■ DIRECTIONS
Every line below that has "Unicode" in it should be copied.

[Web page and app entries]
---

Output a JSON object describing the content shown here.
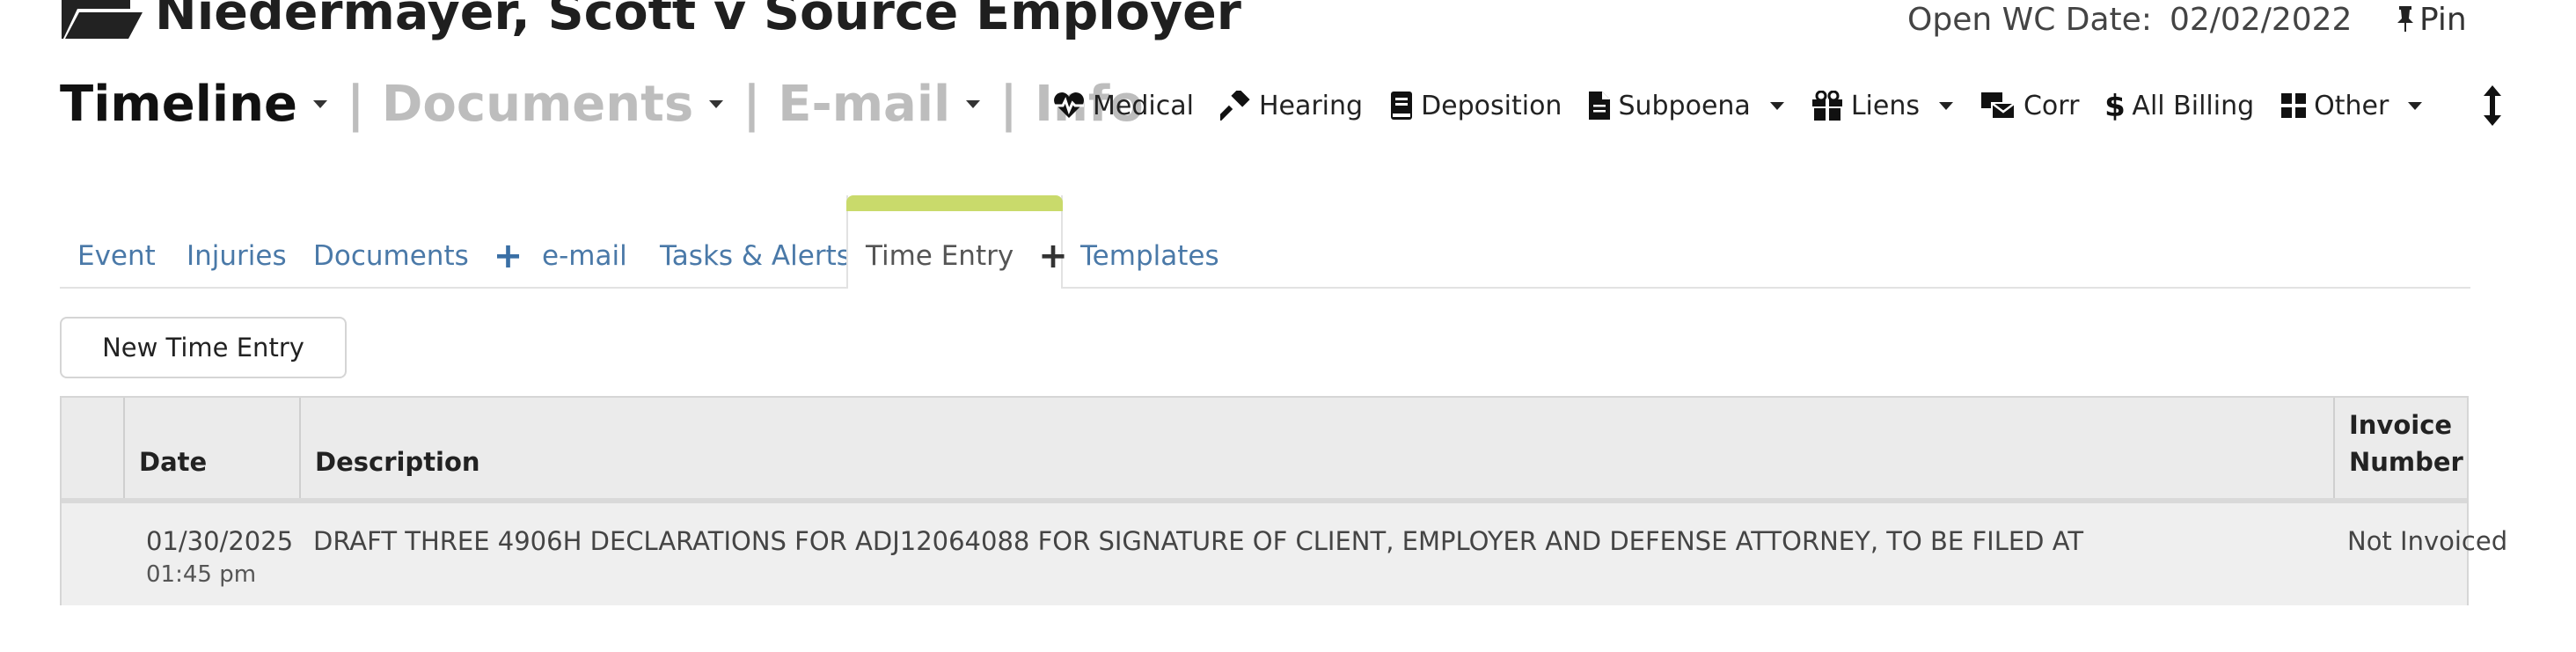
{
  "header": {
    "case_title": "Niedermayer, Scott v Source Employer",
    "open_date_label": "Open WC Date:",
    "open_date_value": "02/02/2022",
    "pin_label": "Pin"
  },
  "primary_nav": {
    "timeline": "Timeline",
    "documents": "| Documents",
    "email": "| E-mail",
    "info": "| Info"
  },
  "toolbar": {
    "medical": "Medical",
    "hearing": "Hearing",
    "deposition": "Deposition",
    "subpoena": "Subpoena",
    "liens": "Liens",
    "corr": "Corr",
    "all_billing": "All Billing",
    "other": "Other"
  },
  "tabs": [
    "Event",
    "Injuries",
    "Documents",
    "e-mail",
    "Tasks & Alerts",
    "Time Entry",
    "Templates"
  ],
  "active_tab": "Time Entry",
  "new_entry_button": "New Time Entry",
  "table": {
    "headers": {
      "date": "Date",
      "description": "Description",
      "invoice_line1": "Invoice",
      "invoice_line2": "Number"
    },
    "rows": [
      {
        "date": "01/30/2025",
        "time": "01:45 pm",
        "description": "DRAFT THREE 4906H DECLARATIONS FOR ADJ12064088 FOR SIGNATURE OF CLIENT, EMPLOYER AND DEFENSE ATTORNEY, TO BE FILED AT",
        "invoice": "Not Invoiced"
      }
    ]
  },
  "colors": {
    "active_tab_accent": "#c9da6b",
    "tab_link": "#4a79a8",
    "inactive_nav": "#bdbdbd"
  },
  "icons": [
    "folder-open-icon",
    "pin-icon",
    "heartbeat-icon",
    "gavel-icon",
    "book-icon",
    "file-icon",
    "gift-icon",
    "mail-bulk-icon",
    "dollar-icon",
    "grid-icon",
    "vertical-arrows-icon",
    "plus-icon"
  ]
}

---

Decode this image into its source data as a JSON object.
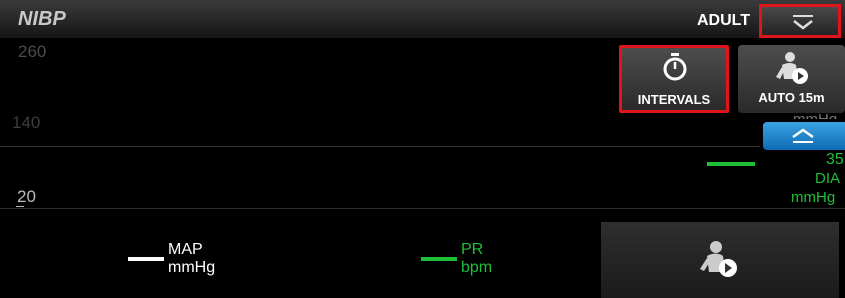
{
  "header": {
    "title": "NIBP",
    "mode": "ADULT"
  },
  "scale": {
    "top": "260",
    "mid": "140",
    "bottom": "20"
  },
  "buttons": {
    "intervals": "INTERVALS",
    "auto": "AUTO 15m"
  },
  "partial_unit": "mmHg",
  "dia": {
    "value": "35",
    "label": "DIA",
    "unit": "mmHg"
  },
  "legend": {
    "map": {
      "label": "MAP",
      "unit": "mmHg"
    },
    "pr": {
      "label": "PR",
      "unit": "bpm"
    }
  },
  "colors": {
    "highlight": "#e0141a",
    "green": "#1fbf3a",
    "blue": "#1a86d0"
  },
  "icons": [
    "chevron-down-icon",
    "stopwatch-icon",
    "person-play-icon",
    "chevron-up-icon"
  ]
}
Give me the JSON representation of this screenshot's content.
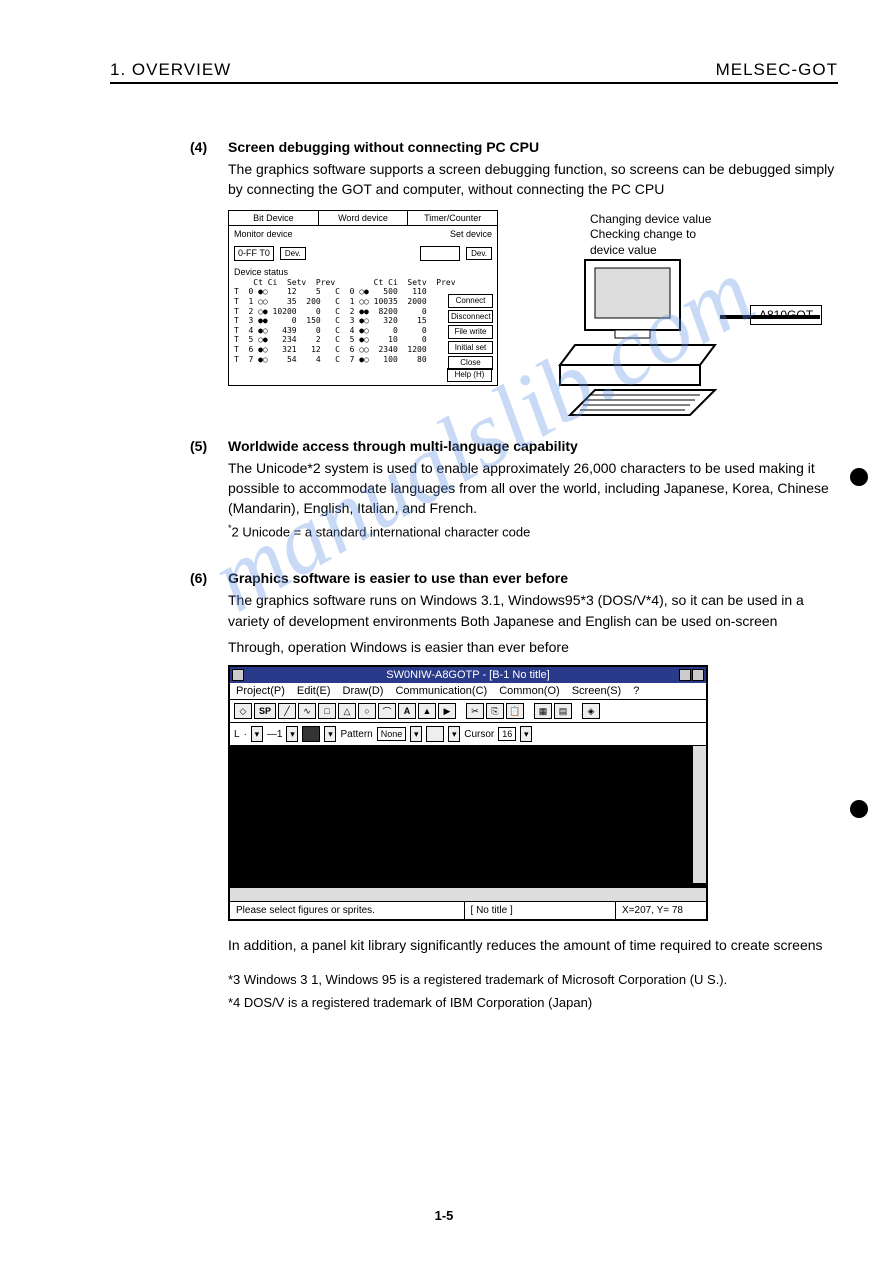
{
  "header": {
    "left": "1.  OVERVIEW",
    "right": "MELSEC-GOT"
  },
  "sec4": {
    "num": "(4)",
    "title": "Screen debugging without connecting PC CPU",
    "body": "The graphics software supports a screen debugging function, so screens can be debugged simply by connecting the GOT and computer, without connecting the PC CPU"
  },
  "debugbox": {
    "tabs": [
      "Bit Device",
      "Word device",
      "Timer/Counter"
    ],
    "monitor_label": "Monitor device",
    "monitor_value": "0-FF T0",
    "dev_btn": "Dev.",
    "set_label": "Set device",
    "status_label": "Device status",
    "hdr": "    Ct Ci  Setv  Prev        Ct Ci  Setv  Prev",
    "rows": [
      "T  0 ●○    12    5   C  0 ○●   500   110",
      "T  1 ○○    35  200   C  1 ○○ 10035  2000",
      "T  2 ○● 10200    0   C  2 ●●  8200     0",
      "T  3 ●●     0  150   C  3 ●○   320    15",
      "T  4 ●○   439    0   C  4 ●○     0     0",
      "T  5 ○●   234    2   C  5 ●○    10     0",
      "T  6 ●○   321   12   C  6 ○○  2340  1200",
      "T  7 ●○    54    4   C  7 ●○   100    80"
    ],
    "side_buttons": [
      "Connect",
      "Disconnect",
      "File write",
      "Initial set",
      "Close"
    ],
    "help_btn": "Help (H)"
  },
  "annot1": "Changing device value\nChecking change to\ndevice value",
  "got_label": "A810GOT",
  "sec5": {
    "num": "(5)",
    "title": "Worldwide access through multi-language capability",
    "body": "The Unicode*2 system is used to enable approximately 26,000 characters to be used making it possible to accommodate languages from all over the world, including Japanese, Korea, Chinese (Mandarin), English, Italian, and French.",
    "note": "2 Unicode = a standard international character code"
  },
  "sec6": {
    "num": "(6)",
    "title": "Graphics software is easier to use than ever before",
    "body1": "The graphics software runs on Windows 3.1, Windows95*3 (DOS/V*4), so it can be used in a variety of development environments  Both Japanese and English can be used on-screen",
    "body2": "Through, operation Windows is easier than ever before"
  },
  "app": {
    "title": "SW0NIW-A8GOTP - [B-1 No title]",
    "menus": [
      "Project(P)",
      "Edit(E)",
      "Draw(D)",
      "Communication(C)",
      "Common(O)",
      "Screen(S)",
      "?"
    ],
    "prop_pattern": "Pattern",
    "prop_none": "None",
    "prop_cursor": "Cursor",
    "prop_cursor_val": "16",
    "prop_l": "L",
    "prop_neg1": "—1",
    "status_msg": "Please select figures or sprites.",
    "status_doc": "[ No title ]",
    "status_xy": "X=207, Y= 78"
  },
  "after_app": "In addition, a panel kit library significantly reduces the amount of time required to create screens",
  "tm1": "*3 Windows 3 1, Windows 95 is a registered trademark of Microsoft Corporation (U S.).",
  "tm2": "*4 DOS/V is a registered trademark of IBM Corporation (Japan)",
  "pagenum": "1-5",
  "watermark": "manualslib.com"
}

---

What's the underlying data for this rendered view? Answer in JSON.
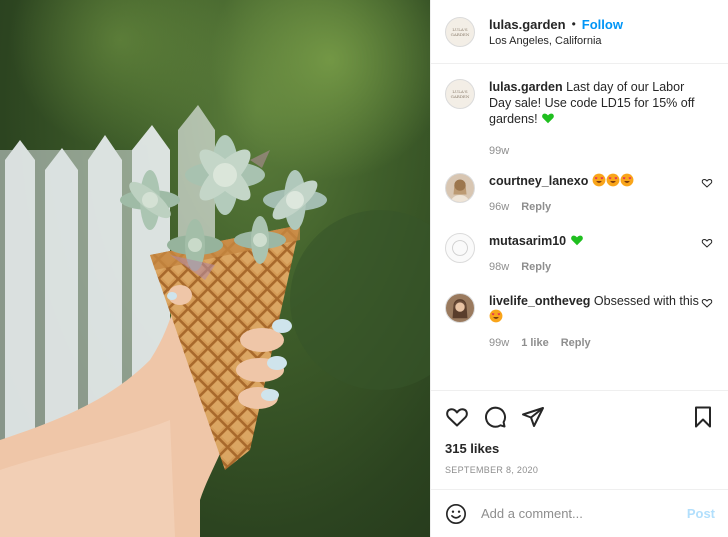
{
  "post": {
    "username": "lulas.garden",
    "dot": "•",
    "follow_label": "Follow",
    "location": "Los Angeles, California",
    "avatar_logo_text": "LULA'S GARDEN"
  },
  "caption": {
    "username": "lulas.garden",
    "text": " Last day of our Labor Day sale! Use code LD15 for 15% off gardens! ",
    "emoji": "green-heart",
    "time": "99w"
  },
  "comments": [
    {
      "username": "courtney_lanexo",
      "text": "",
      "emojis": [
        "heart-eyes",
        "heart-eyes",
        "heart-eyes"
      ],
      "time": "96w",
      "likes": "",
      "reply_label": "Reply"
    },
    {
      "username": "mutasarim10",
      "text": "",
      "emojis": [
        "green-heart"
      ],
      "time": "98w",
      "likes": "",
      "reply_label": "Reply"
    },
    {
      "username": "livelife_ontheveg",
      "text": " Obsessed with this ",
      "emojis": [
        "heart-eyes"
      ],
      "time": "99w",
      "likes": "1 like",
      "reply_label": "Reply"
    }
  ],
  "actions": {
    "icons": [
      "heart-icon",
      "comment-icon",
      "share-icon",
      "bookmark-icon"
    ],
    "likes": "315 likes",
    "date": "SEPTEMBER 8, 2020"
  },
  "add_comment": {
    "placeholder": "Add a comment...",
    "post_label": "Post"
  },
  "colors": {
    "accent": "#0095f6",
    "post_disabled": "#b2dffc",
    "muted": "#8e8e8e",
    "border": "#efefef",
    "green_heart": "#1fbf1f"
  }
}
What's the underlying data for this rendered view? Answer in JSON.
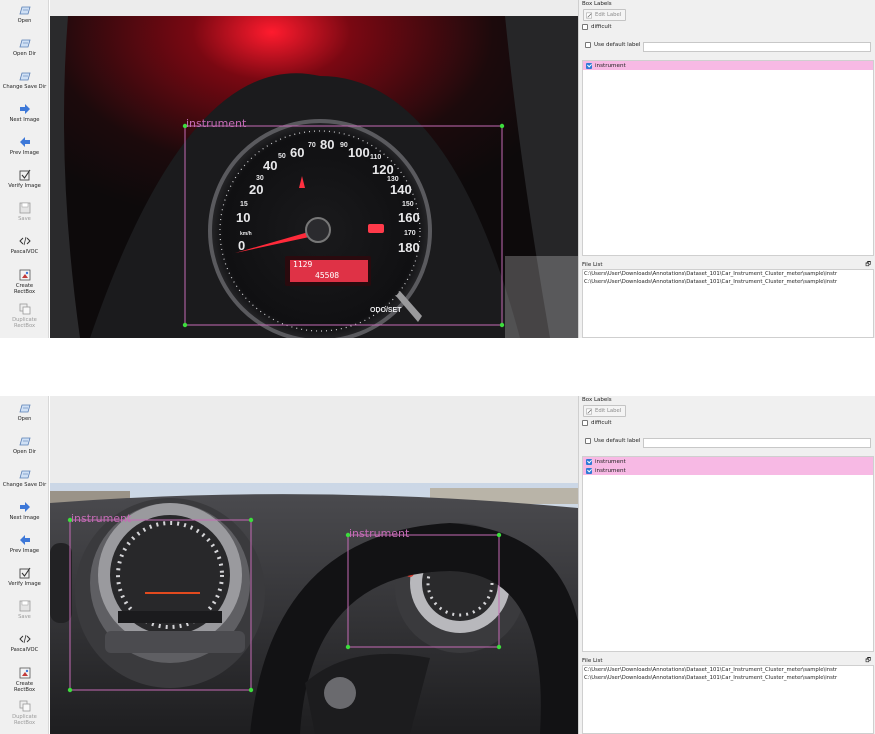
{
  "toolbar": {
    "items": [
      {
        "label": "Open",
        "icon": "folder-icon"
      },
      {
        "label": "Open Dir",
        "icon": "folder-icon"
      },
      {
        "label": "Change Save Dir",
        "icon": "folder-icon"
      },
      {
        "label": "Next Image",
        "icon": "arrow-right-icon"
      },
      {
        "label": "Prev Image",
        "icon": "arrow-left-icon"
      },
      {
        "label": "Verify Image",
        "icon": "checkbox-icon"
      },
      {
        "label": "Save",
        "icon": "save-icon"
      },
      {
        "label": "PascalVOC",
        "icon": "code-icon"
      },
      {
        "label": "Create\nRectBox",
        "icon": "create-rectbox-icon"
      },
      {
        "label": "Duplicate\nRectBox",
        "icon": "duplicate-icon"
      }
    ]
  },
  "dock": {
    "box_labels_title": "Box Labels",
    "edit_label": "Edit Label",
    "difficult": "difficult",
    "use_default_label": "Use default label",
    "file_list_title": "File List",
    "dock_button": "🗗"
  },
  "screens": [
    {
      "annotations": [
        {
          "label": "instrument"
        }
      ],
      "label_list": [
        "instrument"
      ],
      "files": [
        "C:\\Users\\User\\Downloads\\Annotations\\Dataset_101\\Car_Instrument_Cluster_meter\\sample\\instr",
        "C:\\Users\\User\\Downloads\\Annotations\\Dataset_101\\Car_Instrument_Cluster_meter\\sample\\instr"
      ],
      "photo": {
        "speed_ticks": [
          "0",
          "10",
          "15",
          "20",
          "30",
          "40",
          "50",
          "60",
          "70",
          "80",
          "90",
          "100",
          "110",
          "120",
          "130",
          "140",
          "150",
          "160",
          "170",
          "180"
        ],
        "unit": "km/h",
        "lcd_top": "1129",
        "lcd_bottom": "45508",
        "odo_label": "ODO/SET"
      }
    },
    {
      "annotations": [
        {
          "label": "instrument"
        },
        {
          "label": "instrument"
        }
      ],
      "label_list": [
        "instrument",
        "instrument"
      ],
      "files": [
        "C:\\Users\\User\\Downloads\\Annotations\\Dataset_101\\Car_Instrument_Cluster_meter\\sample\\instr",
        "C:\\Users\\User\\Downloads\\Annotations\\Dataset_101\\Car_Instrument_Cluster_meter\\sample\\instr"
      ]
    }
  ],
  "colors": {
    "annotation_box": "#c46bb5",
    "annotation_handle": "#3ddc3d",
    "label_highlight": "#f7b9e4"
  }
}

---

■ ANSWER TO THIS TASK
    "body": "The Unicode*2 system is used to enable approximately 26,000 characters to be used making it possible to accommodate languages from all over the world, including Japanese, Korea, Chinese (Mandarin), English, Italian, and French.",
    "note": "2 Unicode = a standard international character code"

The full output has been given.